Erik Johnson, a senior U.S. economist for IHS Global in Lexington, Massachusetts, agrees. “Maybe we’re plateauing a bit in terms of the kind of gains we could get” out of digital technology advances, he said. In addition, lackluster demand and fiscal policy uncertainty mean “large capital projects that massively help supply chains and efficiency within companies have gone to the backburner.”
As a result, productivity is languishing, and Johnson projects it will increase 0.5% this year. He forecasts it will “slowly drift up” to an average 1.6% increase in the next 10 years.
That is still well short of recent history. From 1996 through 2004, worker output per hour rose 3.1% a year on average, according to figures from the Labor Department.
The plunge in prices of computing equipment during that time “gave companies the incentive to invest,” said Stephen Oliner, a resident scholar at the American Enterprise Institute in Washington and an economist at the Federal Reserve Board from 1984 to 2011.
In addition, semiconductor manufacturing was in a phase of rapid innovation, and the marriage of computers and communication technology lifted efficiency, he said.
Since 2004, productivity growth waned because computer prices declined at a less rapid pace and the most-productive applications of the Internet revolution were already in practice, said Oliner. More recently, funding for risky ventures that drive innovation has been scarce and companies that do have the money to spend are less willing to take chances, he said.
At the same time, Oliner says innovations in chip production are generating advances, and areas such as cloud computing may eventually reignite productivity gains.

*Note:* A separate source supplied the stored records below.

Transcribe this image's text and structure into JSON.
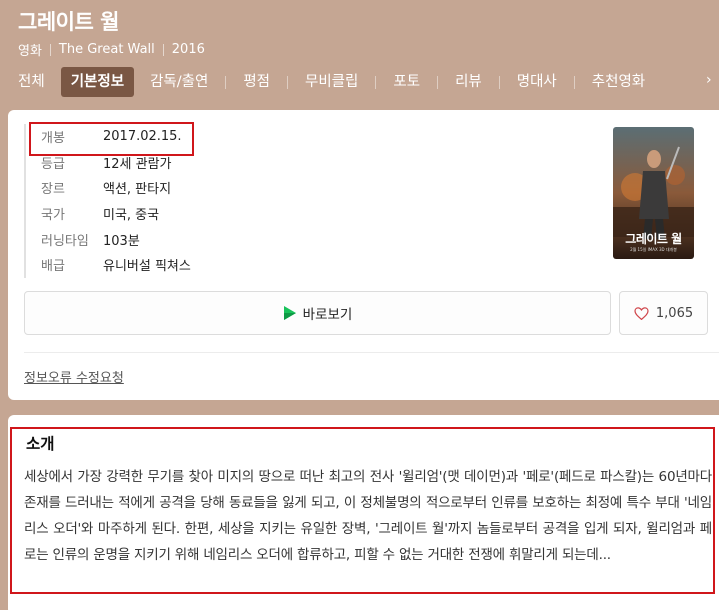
{
  "movie": {
    "title": "그레이트 월",
    "meta": [
      "영화",
      "The Great Wall",
      "2016"
    ]
  },
  "tabs": [
    {
      "label": "전체",
      "active": false
    },
    {
      "label": "기본정보",
      "active": true
    },
    {
      "label": "감독/출연",
      "active": false
    },
    {
      "label": "평점",
      "active": false
    },
    {
      "label": "무비클립",
      "active": false
    },
    {
      "label": "포토",
      "active": false
    },
    {
      "label": "리뷰",
      "active": false
    },
    {
      "label": "명대사",
      "active": false
    },
    {
      "label": "추천영화",
      "active": false
    }
  ],
  "info": [
    {
      "label": "개봉",
      "value": "2017.02.15."
    },
    {
      "label": "등급",
      "value": "12세 관람가"
    },
    {
      "label": "장르",
      "value": "액션, 판타지"
    },
    {
      "label": "국가",
      "value": "미국, 중국"
    },
    {
      "label": "러닝타임",
      "value": "103분"
    },
    {
      "label": "배급",
      "value": "유니버설 픽쳐스"
    }
  ],
  "poster": {
    "title_text": "그레이트 월",
    "credit_text": "2월 15일 IMAX 3D 대개봉"
  },
  "actions": {
    "watch_label": "바로보기",
    "like_count": "1,065"
  },
  "report_link": "정보오류 수정요청",
  "intro": {
    "title": "소개",
    "text": "세상에서 가장 강력한 무기를 찾아 미지의 땅으로 떠난 최고의 전사 '윌리엄'(맷 데이먼)과 '페로'(페드로 파스칼)는 60년마다 존재를 드러내는 적에게 공격을 당해 동료들을 잃게 되고, 이 정체불명의 적으로부터 인류를 보호하는 최정예 특수 부대 '네임리스 오더'와 마주하게 된다. 한편, 세상을 지키는 유일한 장벽, '그레이트 월'까지 놈들로부터 공격을 입게 되자, 윌리엄과 페로는 인류의 운명을 지키기 위해 네임리스 오더에 합류하고, 피할 수 없는 거대한 전쟁에 휘말리게 되는데..."
  },
  "colors": {
    "header_bg": "#c5a693",
    "active_tab": "#7a5744",
    "highlight": "#d0161b",
    "play_green": "#19c35b"
  }
}
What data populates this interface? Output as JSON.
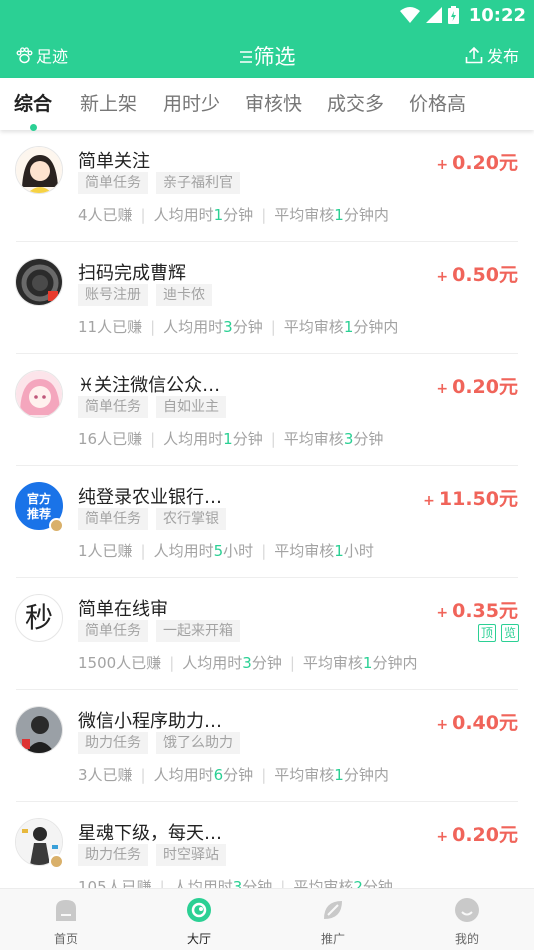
{
  "status": {
    "time": "10:22"
  },
  "header": {
    "footprint_label": "足迹",
    "filter_label": "筛选",
    "publish_label": "发布"
  },
  "tabs": [
    {
      "label": "综合",
      "active": true
    },
    {
      "label": "新上架"
    },
    {
      "label": "用时少"
    },
    {
      "label": "审核快"
    },
    {
      "label": "成交多"
    },
    {
      "label": "价格高"
    }
  ],
  "tasks": [
    {
      "title": "简单关注",
      "tags": [
        "简单任务",
        "亲子福利官"
      ],
      "earned": "4人已赚",
      "time_prefix": "人均用时",
      "time_num": "1",
      "time_unit": "分钟",
      "review_prefix": "平均审核",
      "review_num": "1",
      "review_unit": "分钟内",
      "price": "0.20元"
    },
    {
      "title": "扫码完成曹辉",
      "tags": [
        "账号注册",
        "迪卡侬"
      ],
      "earned": "11人已赚",
      "time_prefix": "人均用时",
      "time_num": "3",
      "time_unit": "分钟",
      "review_prefix": "平均审核",
      "review_num": "1",
      "review_unit": "分钟内",
      "price": "0.50元"
    },
    {
      "title": "♓关注微信公众…",
      "tags": [
        "简单任务",
        "自如业主"
      ],
      "earned": "16人已赚",
      "time_prefix": "人均用时",
      "time_num": "1",
      "time_unit": "分钟",
      "review_prefix": "平均审核",
      "review_num": "3",
      "review_unit": "分钟",
      "price": "0.20元"
    },
    {
      "title": "纯登录农业银行…",
      "tags": [
        "简单任务",
        "农行掌银"
      ],
      "earned": "1人已赚",
      "time_prefix": "人均用时",
      "time_num": "5",
      "time_unit": "小时",
      "review_prefix": "平均审核",
      "review_num": "1",
      "review_unit": "小时",
      "price": "11.50元",
      "avatar_text": [
        "官方",
        "推荐"
      ]
    },
    {
      "title": "简单在线审",
      "tags": [
        "简单任务",
        "一起来开箱"
      ],
      "earned": "1500人已赚",
      "time_prefix": "人均用时",
      "time_num": "3",
      "time_unit": "分钟",
      "review_prefix": "平均审核",
      "review_num": "1",
      "review_unit": "分钟内",
      "price": "0.35元",
      "flags": [
        "顶",
        "览"
      ],
      "avatar_text": [
        "秒"
      ]
    },
    {
      "title": "微信小程序助力…",
      "tags": [
        "助力任务",
        "饿了么助力"
      ],
      "earned": "3人已赚",
      "time_prefix": "人均用时",
      "time_num": "6",
      "time_unit": "分钟",
      "review_prefix": "平均审核",
      "review_num": "1",
      "review_unit": "分钟内",
      "price": "0.40元"
    },
    {
      "title": "星魂下级，每天…",
      "tags": [
        "助力任务",
        "时空驿站"
      ],
      "earned": "105人已赚",
      "time_prefix": "人均用时",
      "time_num": "3",
      "time_unit": "分钟",
      "review_prefix": "平均审核",
      "review_num": "2",
      "review_unit": "分钟",
      "price": "0.20元"
    }
  ],
  "price_plus": "+",
  "bottom_nav": [
    {
      "label": "首页",
      "icon": "home-icon"
    },
    {
      "label": "大厅",
      "icon": "hall-icon",
      "active": true
    },
    {
      "label": "推广",
      "icon": "promote-icon"
    },
    {
      "label": "我的",
      "icon": "profile-icon"
    }
  ],
  "colors": {
    "brand": "#2bd094",
    "price": "#f0645a"
  }
}
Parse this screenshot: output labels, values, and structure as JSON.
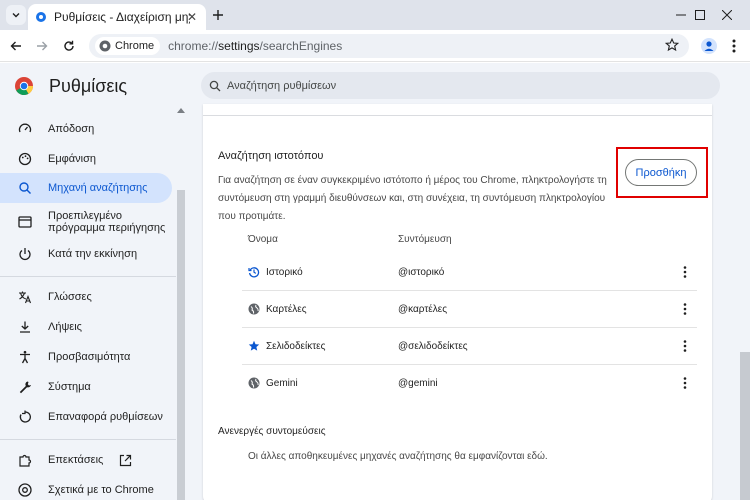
{
  "browser": {
    "tab_title": "Ρυθμίσεις - Διαχείριση μηχανών αναζήτησης",
    "omnibox_chip": "Chrome",
    "url_prefix": "chrome://",
    "url_path": "settings",
    "url_suffix": "/searchEngines"
  },
  "settings": {
    "title": "Ρυθμίσεις",
    "search_placeholder": "Αναζήτηση ρυθμίσεων"
  },
  "sidebar": {
    "items": [
      {
        "label": "Απόδοση",
        "icon": "speedometer-icon"
      },
      {
        "label": "Εμφάνιση",
        "icon": "palette-icon"
      },
      {
        "label": "Μηχανή αναζήτησης",
        "icon": "search-icon",
        "active": true
      },
      {
        "label": "Προεπιλεγμένο πρόγραμμα περιήγησης",
        "icon": "browser-icon"
      },
      {
        "label": "Κατά την εκκίνηση",
        "icon": "power-icon"
      },
      {
        "label": "Γλώσσες",
        "icon": "translate-icon"
      },
      {
        "label": "Λήψεις",
        "icon": "download-icon"
      },
      {
        "label": "Προσβασιμότητα",
        "icon": "accessibility-icon"
      },
      {
        "label": "Σύστημα",
        "icon": "wrench-icon"
      },
      {
        "label": "Επαναφορά ρυθμίσεων",
        "icon": "reset-icon"
      },
      {
        "label": "Επεκτάσεις",
        "icon": "puzzle-icon"
      },
      {
        "label": "Σχετικά με το Chrome",
        "icon": "chrome-icon"
      }
    ]
  },
  "site_search": {
    "title": "Αναζήτηση ιστοτόπου",
    "description": "Για αναζήτηση σε έναν συγκεκριμένο ιστότοπο ή μέρος του Chrome, πληκτρολογήστε τη συντόμευση στη γραμμή διευθύνσεων και, στη συνέχεια, τη συντόμευση πληκτρολογίου που προτιμάτε.",
    "add_button": "Προσθήκη",
    "col_name": "Όνομα",
    "col_shortcut": "Συντόμευση",
    "rows": [
      {
        "name": "Ιστορικό",
        "shortcut": "@ιστορικό",
        "icon": "history-icon"
      },
      {
        "name": "Καρτέλες",
        "shortcut": "@καρτέλες",
        "icon": "globe-icon"
      },
      {
        "name": "Σελιδοδείκτες",
        "shortcut": "@σελιδοδείκτες",
        "icon": "star-icon"
      },
      {
        "name": "Gemini",
        "shortcut": "@gemini",
        "icon": "globe-icon"
      }
    ]
  },
  "inactive": {
    "title": "Ανενεργές συντομεύσεις",
    "description": "Οι άλλες αποθηκευμένες μηχανές αναζήτησης θα εμφανίζονται εδώ."
  },
  "colors": {
    "accent": "#0b57d0",
    "active_bg": "#d3e3fd",
    "highlight": "#e00000"
  }
}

“I don’t think it’s over,” said Oliner, who advised former Fed Chairman Alan Greenspan on productivity. “Semiconductor technology, the key driver of improvements in IT equipment, is still progressing at a rapid rate. We could have a second wave of IT-based productivity enhancement.”